According to a recent Associated Press article No quick decision on medical marijuana for pain Minnesota Governor Mark Dayton’s Commissioner of Health has decided to postpone adding Intractable Pain to Minnesota’s new, legal medical marijuana program. Apparently, Dayton administration officials are setting expectations at the delay being potentially for years. The reason they cite is their fear that they may not be ready for an increased volume of demand should intractable pain be included in the list of medical problems that qualify for medical marijuana in the Minnesota program.
Marijuana has proven an effective treatment for intractable pain — and better than more commonly used narcotic medications. Marijuana provides pain relief and relief from pain-related disability. And it does not kill people or have the other side effects that toxic opioid pain medications have.
With 23 states now having legal medical marijuana — Minnesota being a laggard in this respect — one might wonder: how have other states managed to come up with an adequate, legal supply of marijuana to meet the legitimate demand of the sick and suffering for legal, medical marijuana? One obvious answer could be that only one other of those 23 states has failed to allow the natural, plant-form of marijuana for lawful, medical use. Minnesota could remove that restriction from its law, and so remove steps that would save time, reduce cost, and help more suffering people sooner.

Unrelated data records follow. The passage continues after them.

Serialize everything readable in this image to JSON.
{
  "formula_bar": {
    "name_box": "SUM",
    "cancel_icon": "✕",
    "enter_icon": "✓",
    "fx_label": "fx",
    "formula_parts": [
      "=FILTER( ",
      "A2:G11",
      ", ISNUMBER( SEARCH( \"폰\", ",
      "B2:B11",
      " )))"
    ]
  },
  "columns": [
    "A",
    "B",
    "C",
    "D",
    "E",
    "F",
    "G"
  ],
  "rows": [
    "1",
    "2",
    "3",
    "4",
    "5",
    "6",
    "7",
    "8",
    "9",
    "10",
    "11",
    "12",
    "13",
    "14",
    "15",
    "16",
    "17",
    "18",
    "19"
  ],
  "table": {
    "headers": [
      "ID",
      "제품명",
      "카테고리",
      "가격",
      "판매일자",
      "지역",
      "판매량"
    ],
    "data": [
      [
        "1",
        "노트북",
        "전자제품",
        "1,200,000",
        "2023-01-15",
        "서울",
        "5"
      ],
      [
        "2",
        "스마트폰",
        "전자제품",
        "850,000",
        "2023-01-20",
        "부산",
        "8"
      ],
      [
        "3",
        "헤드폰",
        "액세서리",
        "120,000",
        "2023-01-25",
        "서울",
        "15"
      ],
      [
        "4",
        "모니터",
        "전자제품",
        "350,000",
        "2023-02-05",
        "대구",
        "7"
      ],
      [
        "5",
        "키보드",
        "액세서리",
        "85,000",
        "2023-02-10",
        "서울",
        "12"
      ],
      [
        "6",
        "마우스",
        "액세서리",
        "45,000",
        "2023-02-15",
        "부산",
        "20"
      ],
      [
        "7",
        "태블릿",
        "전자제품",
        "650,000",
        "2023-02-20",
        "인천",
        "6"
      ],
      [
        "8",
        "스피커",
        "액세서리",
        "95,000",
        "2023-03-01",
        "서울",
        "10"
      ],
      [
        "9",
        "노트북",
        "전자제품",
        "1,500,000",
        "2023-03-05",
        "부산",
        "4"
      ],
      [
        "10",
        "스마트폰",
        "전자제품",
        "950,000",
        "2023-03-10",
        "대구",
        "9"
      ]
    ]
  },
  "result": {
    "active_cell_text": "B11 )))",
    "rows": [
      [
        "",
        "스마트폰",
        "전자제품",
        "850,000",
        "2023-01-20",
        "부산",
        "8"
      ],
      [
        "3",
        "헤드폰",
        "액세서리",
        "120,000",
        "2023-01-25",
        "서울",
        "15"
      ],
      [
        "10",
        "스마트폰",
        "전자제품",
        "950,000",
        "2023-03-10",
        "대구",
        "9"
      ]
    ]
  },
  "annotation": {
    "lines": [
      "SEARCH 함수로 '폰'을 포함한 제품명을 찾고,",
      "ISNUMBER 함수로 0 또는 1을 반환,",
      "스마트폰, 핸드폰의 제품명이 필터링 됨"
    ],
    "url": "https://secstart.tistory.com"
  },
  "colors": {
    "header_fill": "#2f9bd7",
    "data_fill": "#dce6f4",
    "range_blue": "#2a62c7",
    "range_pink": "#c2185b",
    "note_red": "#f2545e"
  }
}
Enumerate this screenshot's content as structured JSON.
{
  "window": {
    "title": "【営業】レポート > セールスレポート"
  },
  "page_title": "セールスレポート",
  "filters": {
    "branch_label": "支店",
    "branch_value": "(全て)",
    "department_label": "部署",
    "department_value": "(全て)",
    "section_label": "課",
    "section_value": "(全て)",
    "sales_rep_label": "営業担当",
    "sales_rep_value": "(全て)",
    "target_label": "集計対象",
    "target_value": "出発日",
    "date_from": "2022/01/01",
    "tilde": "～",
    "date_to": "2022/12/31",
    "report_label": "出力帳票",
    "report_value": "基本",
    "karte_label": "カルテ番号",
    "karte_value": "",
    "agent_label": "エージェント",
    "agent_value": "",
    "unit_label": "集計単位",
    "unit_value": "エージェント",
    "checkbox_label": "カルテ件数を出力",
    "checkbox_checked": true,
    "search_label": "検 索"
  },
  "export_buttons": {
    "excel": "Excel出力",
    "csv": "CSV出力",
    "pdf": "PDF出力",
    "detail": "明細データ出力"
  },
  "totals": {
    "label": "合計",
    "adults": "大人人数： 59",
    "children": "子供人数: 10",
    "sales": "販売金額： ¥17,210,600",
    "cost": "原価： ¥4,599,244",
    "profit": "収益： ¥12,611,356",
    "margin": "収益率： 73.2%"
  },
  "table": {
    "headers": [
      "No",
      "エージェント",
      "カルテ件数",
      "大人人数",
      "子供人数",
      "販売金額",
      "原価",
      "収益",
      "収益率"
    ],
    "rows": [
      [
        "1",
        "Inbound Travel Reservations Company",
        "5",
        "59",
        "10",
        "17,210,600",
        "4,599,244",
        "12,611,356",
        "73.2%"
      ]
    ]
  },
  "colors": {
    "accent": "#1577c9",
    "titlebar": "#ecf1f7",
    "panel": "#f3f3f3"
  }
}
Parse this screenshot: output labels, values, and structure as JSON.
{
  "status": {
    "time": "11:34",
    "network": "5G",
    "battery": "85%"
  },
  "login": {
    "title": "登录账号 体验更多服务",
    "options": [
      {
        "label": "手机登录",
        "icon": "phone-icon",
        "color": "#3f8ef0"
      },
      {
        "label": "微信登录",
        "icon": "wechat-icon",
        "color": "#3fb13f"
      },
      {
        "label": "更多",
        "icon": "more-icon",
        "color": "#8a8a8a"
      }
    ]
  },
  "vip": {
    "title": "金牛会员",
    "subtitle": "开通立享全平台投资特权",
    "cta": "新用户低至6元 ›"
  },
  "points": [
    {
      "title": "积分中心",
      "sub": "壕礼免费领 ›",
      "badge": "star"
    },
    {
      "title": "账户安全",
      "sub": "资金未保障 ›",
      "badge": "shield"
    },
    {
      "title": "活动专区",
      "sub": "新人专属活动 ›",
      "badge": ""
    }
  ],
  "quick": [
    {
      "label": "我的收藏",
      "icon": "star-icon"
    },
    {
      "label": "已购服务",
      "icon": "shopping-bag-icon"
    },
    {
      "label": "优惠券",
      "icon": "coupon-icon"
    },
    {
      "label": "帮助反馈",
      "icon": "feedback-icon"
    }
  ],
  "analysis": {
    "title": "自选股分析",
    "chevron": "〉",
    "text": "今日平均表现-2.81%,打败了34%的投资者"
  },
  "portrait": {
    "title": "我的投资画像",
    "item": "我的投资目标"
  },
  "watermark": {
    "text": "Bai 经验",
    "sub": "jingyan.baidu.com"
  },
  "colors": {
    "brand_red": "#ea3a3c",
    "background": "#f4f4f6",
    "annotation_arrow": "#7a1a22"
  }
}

Other possibilities come to mind to more quickly ramp up production of legal marijuana in Minnesota; including authorizing more than two producers, and authorizing legal home grow for qualified medical marijuana patients. These would also reduce the expected high cost of medicine in Minnesota’s medical marijuana program.
Minnesota’s governor was not an enthusiastic supporter of the medical marijuana law that eventually passed last year, but did sign on to a compromise law that is one of the two weakest in the United States today. This news of delay in including intractable pain, could be interpreted by some as more evidence of tepid support for medical marijuana from the Minnesota Governor.
What can be done? The Minnesota legislature could pass additional legislation to strengthen and expand Minnesota’s medical marijuana program. It could also pass the medical necessity defense Bill, to restore fairness for patients facing criminal charges for marijuana. The bill, HF 542 in the Minnesota House and SF 404 in the Minnesota Senate, would give medical marijuana patients the “right to introduce evidence or testimony of a medical need to use, … or [evidence of] a benefit derived from the use” of marijuana or marijuana products.